Americans are treated to a steady stream of good guys purposely and casually wounding bad guys, usually in the shoulder. On TV and in the movies, such beyond-Olympic-level shooting always disarms and incapacitates the bad guy, and when the good guy is similarly wounded, they are barely inconvenienced and heal with amazing speed.
Not only is this sort of shooting incredibly dangerous to good guys and innocent bystanders, it’s almost always legally disastrous. In addition, any survivable gunshot wound may have life-long health implications. As regular readers may remember from an earlier article, one shoots to stop an attacker, to immediately–to whatever degree that is possible–cause them to cease the hostile actions that made the use of deadly force legally permissible. For the purposes of this article, we’ll assume that all legal burdens have been met. The good guy, under the laws in force when and where he has to shoot, is legally in the right when he pulls the trigger. But how is he going to accomplish his purpose: stopping the bad guy?

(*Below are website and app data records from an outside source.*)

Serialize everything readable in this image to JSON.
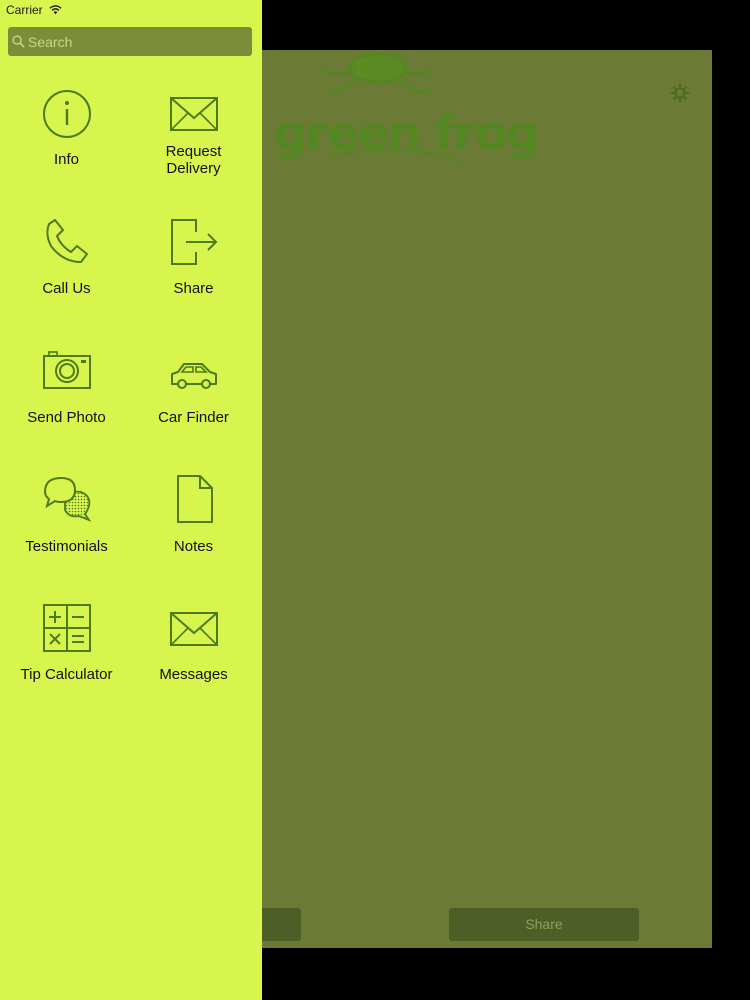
{
  "status_bar": {
    "carrier": "Carrier"
  },
  "search": {
    "placeholder": "Search"
  },
  "menu": {
    "items": [
      {
        "label": "Info",
        "icon": "info-icon"
      },
      {
        "label": "Request\nDelivery",
        "icon": "envelope-icon"
      },
      {
        "label": "Call Us",
        "icon": "phone-icon"
      },
      {
        "label": "Share",
        "icon": "share-icon"
      },
      {
        "label": "Send Photo",
        "icon": "camera-icon"
      },
      {
        "label": "Car Finder",
        "icon": "car-icon"
      },
      {
        "label": "Testimonials",
        "icon": "chat-bubbles-icon"
      },
      {
        "label": "Notes",
        "icon": "document-icon"
      },
      {
        "label": "Tip Calculator",
        "icon": "calculator-icon"
      },
      {
        "label": "Messages",
        "icon": "envelope-icon"
      }
    ]
  },
  "background": {
    "logo_text": "green frog",
    "share_button": "Share"
  },
  "colors": {
    "drawer_bg": "#d8f54d",
    "icon_stroke": "#4d7a1a",
    "panel_bg": "#6b7a35",
    "search_bg": "#7c8c39"
  }
}
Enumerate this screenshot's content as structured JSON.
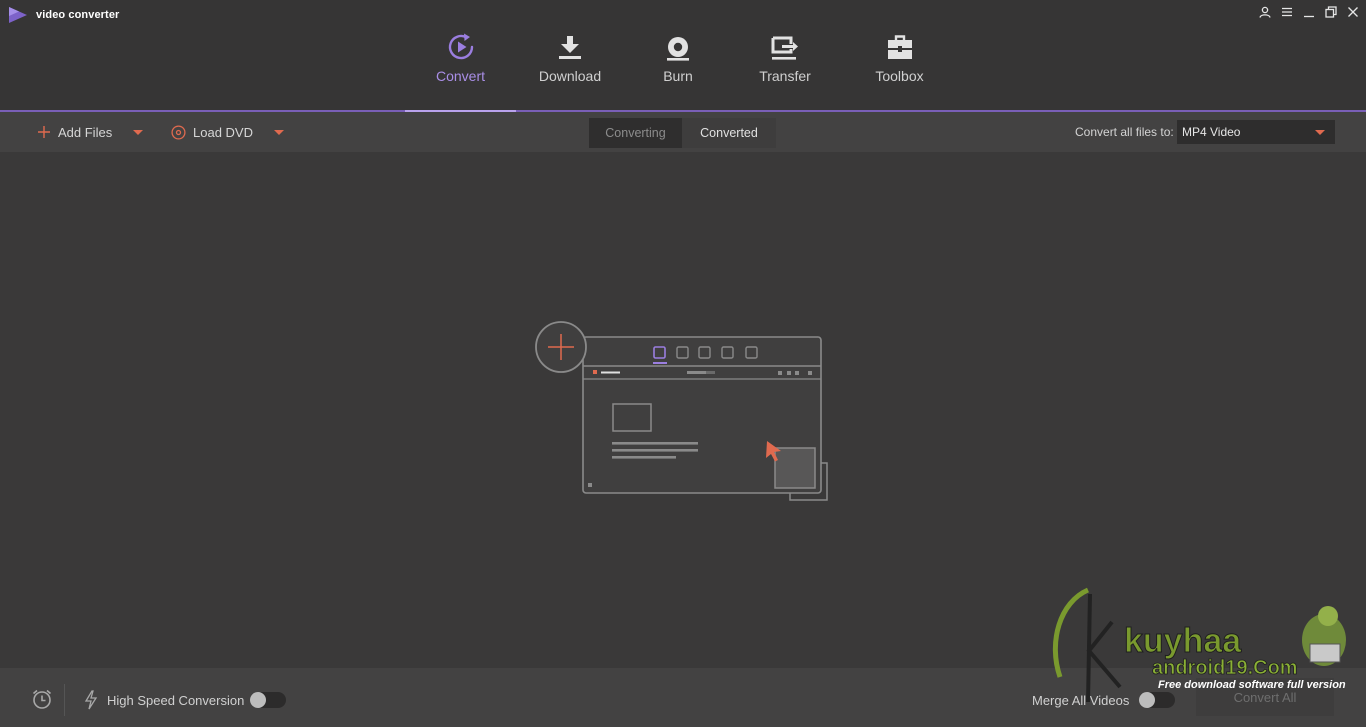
{
  "app": {
    "title": "video converter"
  },
  "nav": {
    "items": [
      {
        "label": "Convert",
        "icon": "convert-icon",
        "active": true
      },
      {
        "label": "Download",
        "icon": "download-icon",
        "active": false
      },
      {
        "label": "Burn",
        "icon": "burn-disc-icon",
        "active": false
      },
      {
        "label": "Transfer",
        "icon": "transfer-icon",
        "active": false
      },
      {
        "label": "Toolbox",
        "icon": "toolbox-icon",
        "active": false
      }
    ]
  },
  "toolbar": {
    "add_files": "Add Files",
    "load_dvd": "Load DVD",
    "tabs": [
      {
        "label": "Converting",
        "active": false
      },
      {
        "label": "Converted",
        "active": true
      }
    ],
    "convert_all_label": "Convert all files to:",
    "format_value": "MP4 Video"
  },
  "bottom": {
    "high_speed_label": "High Speed Conversion",
    "high_speed_on": false,
    "merge_label": "Merge All Videos",
    "merge_on": false,
    "convert_all_button": "Convert All"
  },
  "watermark": {
    "brand": "kuyhaa",
    "domain": "android19.Com",
    "tagline": "Free download software full version"
  },
  "colors": {
    "accent_purple": "#9b7ee0",
    "accent_orange": "#e06a4f",
    "background": "#3a3939"
  }
}
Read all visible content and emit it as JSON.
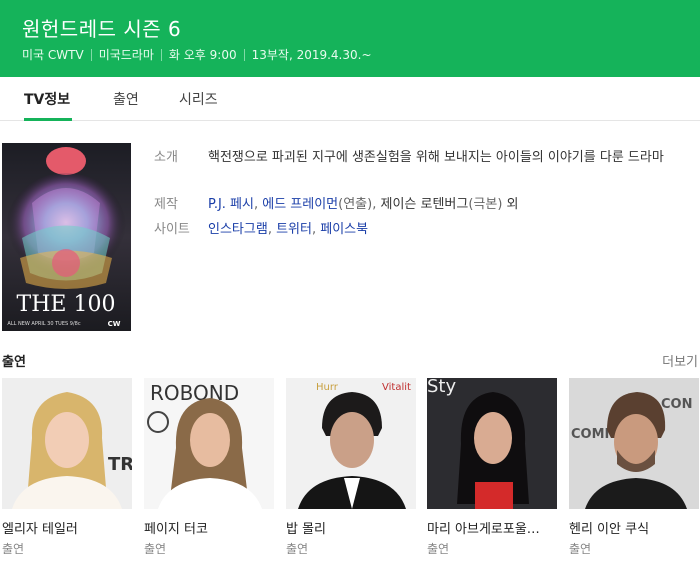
{
  "header": {
    "title": "원헌드레드 시즌 6",
    "meta": [
      "미국 CWTV",
      "미국드라마",
      "화 오후 9:00",
      "13부작, 2019.4.30.~"
    ]
  },
  "tabs": [
    {
      "label": "TV정보",
      "active": true
    },
    {
      "label": "출연",
      "active": false
    },
    {
      "label": "시리즈",
      "active": false
    }
  ],
  "poster": {
    "title_mark": "THE 100",
    "caption": "ALL NEW APRIL 30 TUES 9/8c",
    "network": "CW"
  },
  "info": {
    "intro": {
      "label": "소개",
      "text": "핵전쟁으로 파괴된 지구에 생존실험을 위해 보내지는 아이들의 이야기를 다룬 드라마"
    },
    "production": {
      "label": "제작",
      "links": [
        "P.J. 페시",
        "에드 프레이먼"
      ],
      "role1": "(연출)",
      "writer": "제이슨 로텐버그",
      "role2": "(극본)",
      "suffix": " 외"
    },
    "site": {
      "label": "사이트",
      "links": [
        "인스타그램",
        "트위터",
        "페이스북"
      ]
    }
  },
  "cast": {
    "heading": "출연",
    "more": "더보기",
    "members": [
      {
        "name": "엘리자 테일러",
        "role": "출연"
      },
      {
        "name": "페이지 터코",
        "role": "출연"
      },
      {
        "name": "밥 몰리",
        "role": "출연"
      },
      {
        "name": "마리 아브게로포울…",
        "role": "출연"
      },
      {
        "name": "헨리 이안 쿠식",
        "role": "출연"
      }
    ]
  },
  "colors": {
    "accent": "#15b35a",
    "link": "#1a3ea8"
  }
}
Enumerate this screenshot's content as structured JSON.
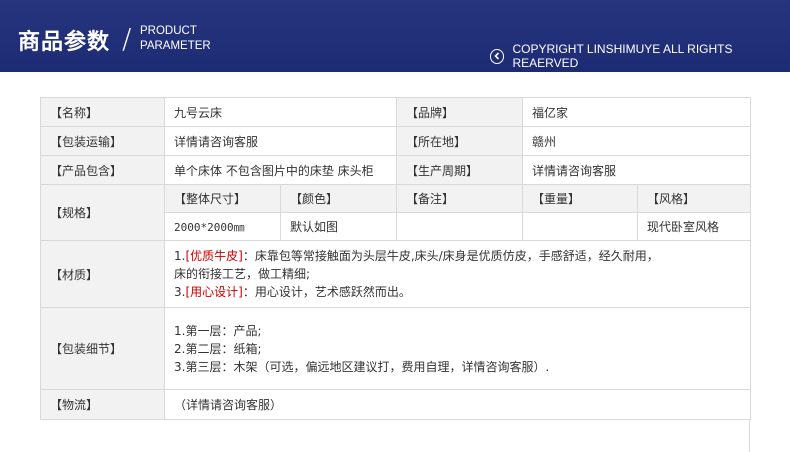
{
  "header": {
    "title_cn": "商品参数",
    "slash": "/",
    "title_en_1": "PRODUCT",
    "title_en_2": "PARAMETER",
    "copyright": "COPYRIGHT LINSHIMUYE ALL RIGHTS REAERVED",
    "bg_color": "#1c2b73"
  },
  "rows": {
    "name": {
      "label": "【名称】",
      "value": "九号云床"
    },
    "brand": {
      "label": "【品牌】",
      "value": "福亿家"
    },
    "shipping": {
      "label": "【包装运输】",
      "value": "详情请咨询客服"
    },
    "location": {
      "label": "【所在地】",
      "value": "赣州"
    },
    "includes": {
      "label": "【产品包含】",
      "value": "单个床体 不包含图片中的床垫 床头柜"
    },
    "period": {
      "label": "【生产周期】",
      "value": "详情请咨询客服"
    },
    "spec": {
      "label": "【规格】",
      "size_label": "【整体尺寸】",
      "color_label": "【颜色】",
      "note_label": "【备注】",
      "weight_label": "【重量】",
      "style_label": "【风格】",
      "size_value": "2000*2000㎜",
      "color_value": "默认如图",
      "note_value": "",
      "weight_value": "",
      "style_value": "现代卧室风格"
    },
    "material": {
      "label": "【材质】",
      "l1_num": "1.",
      "l1_tag": "[优质牛皮]",
      "l1_text": "：床靠包等常接触面为头层牛皮,床头/床身是优质仿皮，手感舒适，经久耐用，",
      "l2_text": "床的衔接工艺，做工精细;",
      "l3_num": "3.",
      "l3_tag": "[用心设计]",
      "l3_text": "：用心设计，艺术感跃然而出。",
      "accent_color": "#cc0000"
    },
    "packaging": {
      "label": "【包装细节】",
      "l1": "1.第一层：产品;",
      "l2": "2.第二层：纸箱;",
      "l3": "3.第三层：木架（可选，偏远地区建议打，费用自理，详情咨询客服）."
    },
    "logistics": {
      "label": "【物流】",
      "value": "（详情请咨询客服）"
    }
  }
}
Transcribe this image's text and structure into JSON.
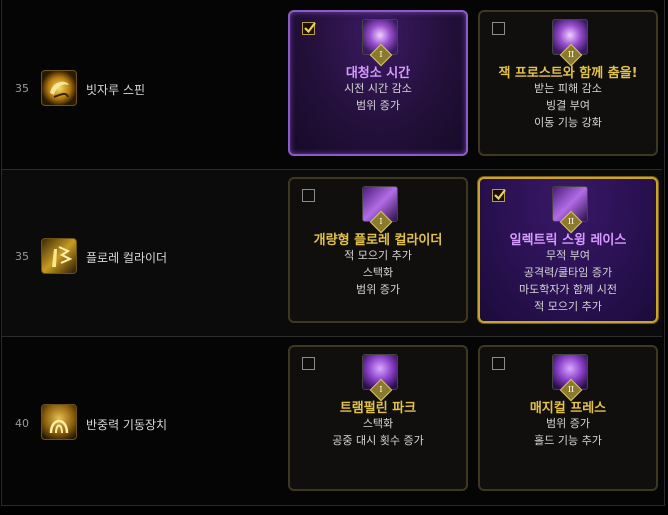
{
  "rows": [
    {
      "level": "35",
      "skill_name": "빗자루 스핀",
      "skill_icon": "broom-spin-icon",
      "options": [
        {
          "title": "대청소 시간",
          "lines": [
            "시전 시간 감소",
            "범위 증가"
          ],
          "tier": "I",
          "checked": true,
          "icon": "tripod-tier1-icon"
        },
        {
          "title": "잭 프로스트와 함께 춤을!",
          "lines": [
            "받는 피해 감소",
            "빙결 부여",
            "이동 기능 강화"
          ],
          "tier": "II",
          "checked": false,
          "icon": "tripod-tier2-icon"
        }
      ]
    },
    {
      "level": "35",
      "skill_name": "플로레 컬라이더",
      "skill_icon": "flore-collider-icon",
      "options": [
        {
          "title": "개량형 플로레 컬라이더",
          "lines": [
            "적 모으기 추가",
            "스택화",
            "범위 증가"
          ],
          "tier": "I",
          "checked": false,
          "icon": "tripod-tier1-icon"
        },
        {
          "title": "일렉트릭 스윙 레이스",
          "lines": [
            "무적 부여",
            "공격력/쿨타임 증가",
            "마도학자가 함께 시전",
            "적 모으기 추가"
          ],
          "tier": "II",
          "checked": true,
          "icon": "tripod-tier2-icon"
        }
      ]
    },
    {
      "level": "40",
      "skill_name": "반중력 기동장치",
      "skill_icon": "antigravity-device-icon",
      "options": [
        {
          "title": "트램펄린 파크",
          "lines": [
            "스택화",
            "공중 대시 횟수 증가"
          ],
          "tier": "I",
          "checked": false,
          "icon": "tripod-tier1-icon"
        },
        {
          "title": "매지컬 프레스",
          "lines": [
            "범위 증가",
            "홀드 기능 추가"
          ],
          "tier": "II",
          "checked": false,
          "icon": "tripod-tier2-icon"
        }
      ]
    }
  ],
  "colors": {
    "title_gold": "#e3c24a",
    "title_purple": "#d79bff",
    "selected_border_gold": "#c8a52b",
    "selected_border_purple": "#8c5cc4"
  }
}
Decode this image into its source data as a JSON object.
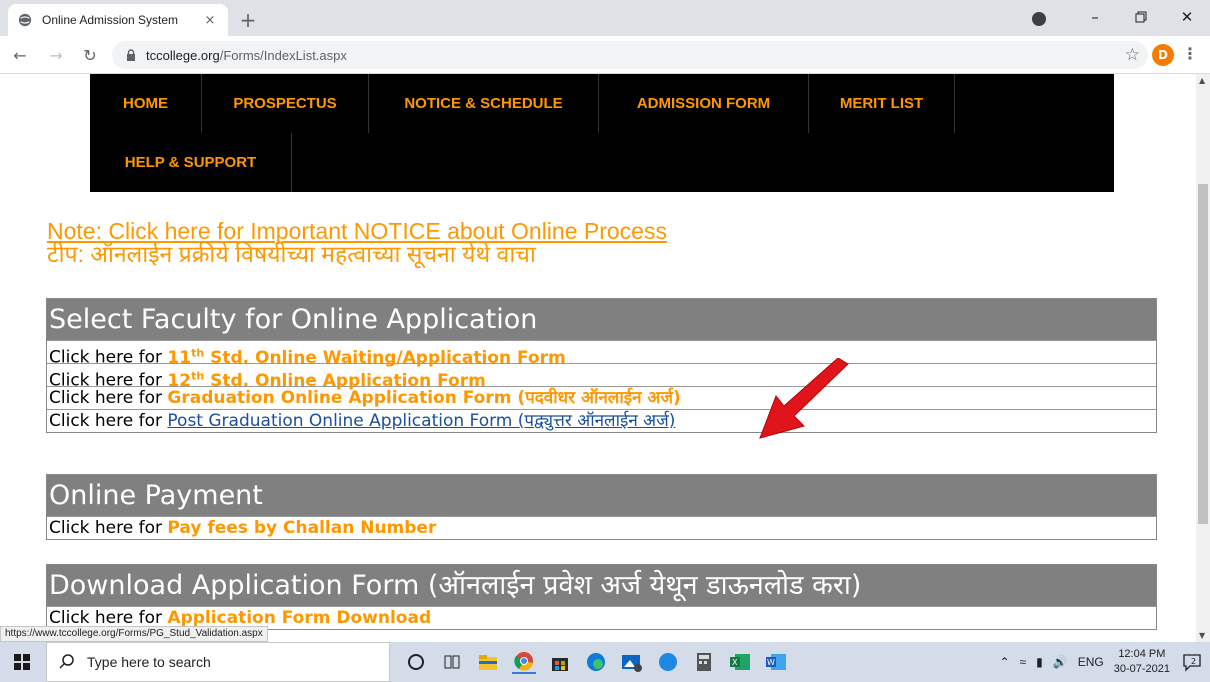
{
  "browser": {
    "tab_title": "Online Admission System",
    "tab_close": "×",
    "new_tab": "+",
    "url_domain": "tccollege.org",
    "url_path": "/Forms/IndexList.aspx",
    "profile_initial": "D",
    "status_url": "https://www.tccollege.org/Forms/PG_Stud_Validation.aspx"
  },
  "nav": {
    "items": [
      {
        "label": "HOME"
      },
      {
        "label": "PROSPECTUS"
      },
      {
        "label": "NOTICE & SCHEDULE"
      },
      {
        "label": "ADMISSION FORM"
      },
      {
        "label": "MERIT LIST"
      },
      {
        "label": "HELP & SUPPORT"
      }
    ]
  },
  "note": {
    "english": "Note: Click here for Important NOTICE about Online Process",
    "marathi": "टीप: ऑनलाईन प्रक्रीये विषयीच्या महत्वाच्या सूचना येथे वाचा"
  },
  "faculty": {
    "heading": "Select Faculty for Online Application",
    "prefix": "Click here for ",
    "row1_num": "11",
    "row1_sup": "th",
    "row1_link": " Std. Online Waiting/Application Form",
    "row2_num": "12",
    "row2_sup": "th",
    "row2_link": " Std. Online Application Form",
    "row3_link": "Graduation Online Application Form (पदवीधर ऑनलाईन अर्ज)",
    "row4_link": "Post Graduation Online Application Form (पद्व्युत्तर ऑनलाईन अर्ज)"
  },
  "payment": {
    "heading": "Online Payment",
    "prefix": "Click here for ",
    "link": "Pay fees by Challan Number"
  },
  "download": {
    "heading": "Download Application Form (ऑनलाईन प्रवेश अर्ज येथून डाऊनलोड करा)",
    "prefix": "Click here for ",
    "link": "Application Form Download"
  },
  "taskbar": {
    "search_placeholder": "Type here to search",
    "language": "ENG",
    "time": "12:04 PM",
    "date": "30-07-2021",
    "notification_count": "2"
  },
  "colors": {
    "accent": "#ff9800",
    "link_active": "#1a4fa0",
    "panel_header": "#808080",
    "arrow": "#e0141b"
  }
}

There are three primary means of stopping a human being:
Breaking the skeleton
Even a good center-of-mass hit is rarely instantly incapacitating. Unless you actually hit the heart or break the spine.
Furthermore, almost anytime someone has to shoot, they’re under incredible stress. Guess what? When your fight or flight instinct kicks in, your body dumps a ton of adrenaline into your bloodstream. Your accuracy is going to plummet.
Police may (or may not) be too quick to resort to shooting, but the idea of demanding anyone to shoot with an attempt to wound is asinine.